Gem #54: Scripting Capabilities in GNAT (Part 2)

Let's get started…

A lot of applications have a need to execute commands on the machine. There are several use cases: a program might wish to wait for a command to complete (for instance the command generates a file that the application then needs to parse); it might spawn a command in the background and continue to execute in the meantime; or it might need to interact with an external application (sending data to its input stream and reading its output).

Spawning a process that the application doesn't need to interact with is easy. The GNAT run-time provides a package GNAT.OS_Lib containing a number of subprograms that are low-level interfaces to the system. In particular, the package provides several subprograms with names Spawn and Non_Blocking_Spawn which, as their name indicates, will spawn an external application, and wait or not for its completion.

with GNAT.OS_Lib;  use GNAT.OS_Lib;

procedure Main is
   Command : constant String := "myapp -f 'a string with spaces'";
   --  We assume the slightly more complex case where the arguments of the
   --  command are part of the same string (this is generally the case when
   --  the command is provided interactively by the user).

   Args        : Argument_List_Access;
   Exit_Status : Integer;
   Pid         : Process_Id;
   Success     : Boolean;

   --  Prepare the arguments. Splitting properly takes quotes into account.

   Args := Argument_String_To_List (Command);

   --  Spawn the command and wait for its possible completion

   if Background_Mode then
      Pid := Non_Blocking_Spawn
         (Program_Name => Args (Args'First).all,
          Args         => Args (Args'First + 1 .. Args'Last));

      --  We could also wait for completion:
      --  Wait_Process (Pid, Success);

      Exit_Status := Spawn
         (Program_Name => Args (Args'First).all,
          Args         => Args (Args'First + 1 .. Args'Last));
   end if;

   --  Free memory
   Free (Args);

end Main;

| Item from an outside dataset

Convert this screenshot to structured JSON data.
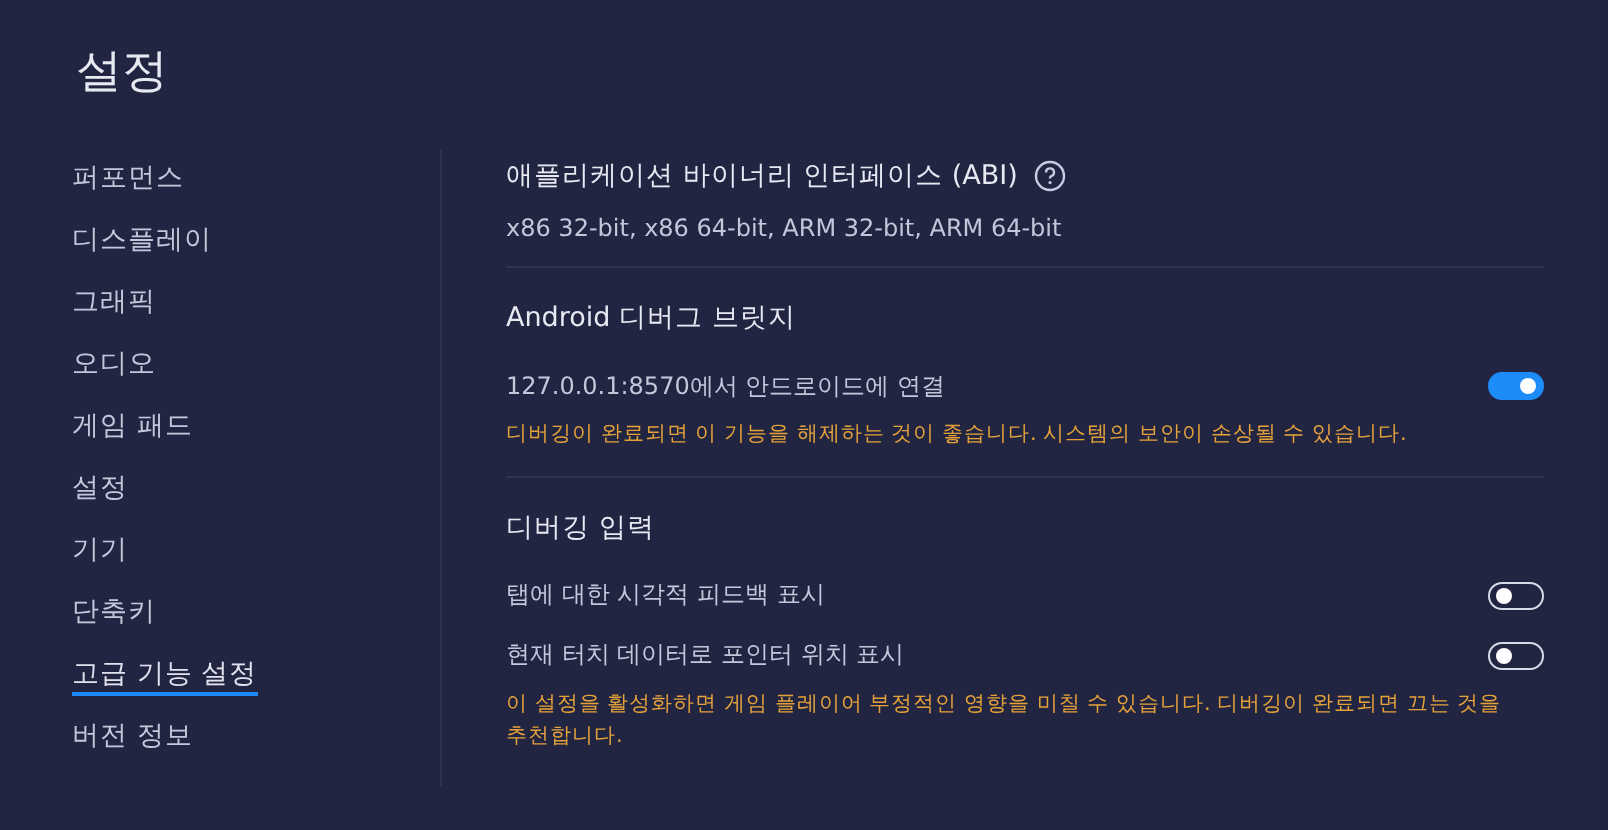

While discussing GNAT.OS_Lib, it is worth investigating its remaining subprograms. They provide system-independent file manipulation (checking whether a file exists, whether it is a directory or a symbolic link, access to the date of the last modification for the file, copying, deleting, and renaming files, etc.). One very interesting subprogram is Normalize_Pathname, which is able to resolve symbolic links and convert the casing of file names depending on whether they can be accessed using a unique name or with case insensitivity. This provides a convenient way to check whether two file names are the same (handling "..", symbolic links, and case resolution is quite complicated to get right and system-independent, and GNAT.OS_Lib takes care of it for you).

Among the three use cases we mentioned at the beginning, the most complicated one is where the application needs to interact with a process. Such interaction is provided through the GNAT.Expect package. Here, you can spawn a process, and, while it is running, send it input and read its output. Communication between the two processes is done through pipes. Another implementation, using an approach based on ttys (pseudo terminals), is planned to be made available as part of the GNAT Reusable Components, and is designed to provide a closer emulation of what happens when you spawn a process from a terminal.

Here is an example of using GNAT.Expect:

with GNAT.Expect;  use GNAT.Expect;

procedure Main is
   Command : constant String := "gdb myapp"; --  Let's spawn a debugger session.
   Pd      : Process_Descriptor;
   Args    : Argument_List_Access;
   Result  : Expect_Match;

   --  First we spawn the process. Splitting the program name and the
   --  arguments is done as in the previous example, using
   --  Argument_String_To_List. Remember to free the memory at the end.

   Args := Argument_String_To_List (Command);

       Command     => Args (Args'First).all,
       Args        => Args (Args'First + 1 .. Args'Last),
       Buffer_Size => 0);
   --  The debugger is now running. Let's send a command.

   Send (Pd, "break 10");

   --  Then let's read the output of the debugger.
   --  Here, we are expecting any possible non-empty output (hence the
   --  ".+" regexp). We might in fact be expecting a file name that
   --  gdb uses to confirm a breakpoint. The regexp would be something like:
   --   "file (.*), line (\d+)"

   Expect (Pd, Result, Regexp => ".+", Timeout => 1_000);

   case Result is
      when Expect_Timeout => ...;  --  gdb never replied
      when 1  => ...;              --  the regexp matched
          --  We then have access to all the output of gdb since the
          --  last call to Expect, through the Expect_Out subprogram.
   end case;

   --  When we are done, terminate gdb:

   Close (Pd);      
end Main;

This example really only briefly touched on the capabilities of GNAT.Expect. As a side note, the whole of GPS, our integrated development environment uses this package to interact with external processes.